Professor Charles Spence, Professor of Experimental Psychology in the Crossmodal Research Laboratory at the University of Oxford’s Department of Experimental Psychology has done a great deal of research comparing the responses of humans to unusual outside stimuli. Some of these stimuli include people’s reactions to colors of dinnerware, size and weight of cutlery, the effect of music on the dining experience, the effect of music while drinking wine, and even the effect of the type of roads while driving! It all comes down to what is called “multisensory perception.”
For the sake of our discussion we’ll focus only on the wine aspect of Prof. Spence’s research.
According to Professor Spence, our enjoyment of wine can be linked to the atmosphere of the restaurant, the lighting, the food, and even the glass in which the wine is served. That’s a feature that Reidel has exploited. But is it so?
While I had always put my love of wine in the emotional realm anyway, it wasn’t until the Vegas Wineaux Wine Club went (as a small group) to an Art & Wine event at the Bellagio when they opened the Andy Warhol Exhibit. At the event they spoke of the emotion of pairing wine with art. Unfortunately we weren’t permitted to take our glasses into the gallery, but we were given the rationale of which wines paired with which pieces of art. Hm. Interesting. And in a good way.

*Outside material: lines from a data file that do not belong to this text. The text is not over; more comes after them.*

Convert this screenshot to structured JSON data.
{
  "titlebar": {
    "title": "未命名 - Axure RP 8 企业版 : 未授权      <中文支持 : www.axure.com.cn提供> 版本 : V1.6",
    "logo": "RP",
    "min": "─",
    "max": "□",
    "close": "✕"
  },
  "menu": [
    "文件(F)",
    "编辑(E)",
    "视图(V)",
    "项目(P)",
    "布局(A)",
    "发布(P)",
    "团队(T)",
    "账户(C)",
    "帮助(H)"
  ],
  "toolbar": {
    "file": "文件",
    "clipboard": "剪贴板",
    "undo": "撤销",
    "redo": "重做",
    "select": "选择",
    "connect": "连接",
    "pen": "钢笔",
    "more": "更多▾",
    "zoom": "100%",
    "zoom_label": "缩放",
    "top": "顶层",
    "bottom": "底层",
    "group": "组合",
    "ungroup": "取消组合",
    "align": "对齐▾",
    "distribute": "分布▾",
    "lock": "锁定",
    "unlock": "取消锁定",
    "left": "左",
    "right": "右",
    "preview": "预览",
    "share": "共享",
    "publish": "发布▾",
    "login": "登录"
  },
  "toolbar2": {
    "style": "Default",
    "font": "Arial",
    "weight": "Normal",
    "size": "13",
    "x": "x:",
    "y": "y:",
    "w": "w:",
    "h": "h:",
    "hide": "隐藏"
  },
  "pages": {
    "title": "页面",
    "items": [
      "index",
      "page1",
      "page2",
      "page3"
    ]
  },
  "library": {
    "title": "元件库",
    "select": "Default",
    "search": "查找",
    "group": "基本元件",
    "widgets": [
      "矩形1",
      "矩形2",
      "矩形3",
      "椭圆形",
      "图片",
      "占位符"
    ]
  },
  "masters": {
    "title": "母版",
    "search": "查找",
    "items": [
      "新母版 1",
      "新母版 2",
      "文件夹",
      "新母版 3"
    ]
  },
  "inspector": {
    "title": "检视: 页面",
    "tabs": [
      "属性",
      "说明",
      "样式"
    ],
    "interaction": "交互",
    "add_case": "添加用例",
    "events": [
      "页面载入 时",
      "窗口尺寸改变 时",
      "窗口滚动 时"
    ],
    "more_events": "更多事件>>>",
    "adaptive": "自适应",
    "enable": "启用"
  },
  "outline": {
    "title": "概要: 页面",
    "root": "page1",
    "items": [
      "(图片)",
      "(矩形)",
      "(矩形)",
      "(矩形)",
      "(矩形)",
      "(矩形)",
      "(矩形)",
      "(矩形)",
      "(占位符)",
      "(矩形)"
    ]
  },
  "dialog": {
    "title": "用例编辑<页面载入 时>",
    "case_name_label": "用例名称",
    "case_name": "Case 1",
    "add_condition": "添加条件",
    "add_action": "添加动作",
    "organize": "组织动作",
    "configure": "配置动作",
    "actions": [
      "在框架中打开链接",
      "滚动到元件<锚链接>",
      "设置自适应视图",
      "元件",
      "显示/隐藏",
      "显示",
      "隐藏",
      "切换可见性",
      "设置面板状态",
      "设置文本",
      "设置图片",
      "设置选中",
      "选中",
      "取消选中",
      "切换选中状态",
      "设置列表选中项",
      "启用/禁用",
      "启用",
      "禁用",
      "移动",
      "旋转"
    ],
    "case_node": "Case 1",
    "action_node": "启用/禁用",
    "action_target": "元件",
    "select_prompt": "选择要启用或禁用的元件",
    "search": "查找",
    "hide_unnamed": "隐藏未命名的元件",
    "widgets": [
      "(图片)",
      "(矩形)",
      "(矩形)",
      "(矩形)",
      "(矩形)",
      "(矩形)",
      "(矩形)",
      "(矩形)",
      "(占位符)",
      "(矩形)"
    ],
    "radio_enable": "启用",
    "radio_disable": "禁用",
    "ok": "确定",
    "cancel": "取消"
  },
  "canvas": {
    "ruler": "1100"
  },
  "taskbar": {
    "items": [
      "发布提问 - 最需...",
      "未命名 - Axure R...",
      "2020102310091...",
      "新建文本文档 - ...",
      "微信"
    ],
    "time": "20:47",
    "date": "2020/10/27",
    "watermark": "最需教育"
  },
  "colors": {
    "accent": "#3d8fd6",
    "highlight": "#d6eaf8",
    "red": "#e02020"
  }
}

What? What happened to savory with savory, sweet with sweet? Well, it was all there, only on an emotional level.
It really had me thinking on how other this could work in other ways.
If you’re watching I Love Lucy, are you thinking a deep and brooding Petit Sirah or a complex Bordeaux? Or are you thinking a spritzy pink Muscat, chilled and ready for an evening of laughter and fun? See how that works?
Now why am I talking about this? As you know, this is my year of wine immersion. I have finished my California Wine Appellation Specialist credential, with WSET, CSW, Sommelier, and more to come. While working towards these certifications, one thing has become very clear. That is, there is no room for emotion in wine. Everything is about analysis, breaking the wine down into its component parts, and laying out the physical structure in written terms. There is zero room for anything emotional or intangible. Period. But I’m not worried about that because in my mind, knowing the physical makeup of the wines actually helps with the emotion. If someone is dining and drinking alone and not happy about that fact, for instance, telling that person that a Pinot Noir is gentle, silky on the palate, and warming to the heart is a good start to that customer having a satisfying experience. “Warming to the heart” isn’t a phrase that’s permitted on the tasting grid. Knowing each wine, however, is key to being able to make studied, correct, and, yes, emotional, recommendations. Once I’m done with school… Emote away!
The opening quotation from Beethoven proves that this isn’t a new concept. Wine is the glue that can hold music, art – and food – close to the spirit and heart of man. Just take a look at the quotes on the sidebar of this page – the concept of wine as more than just a beverage has been a part of the human experience for millennia.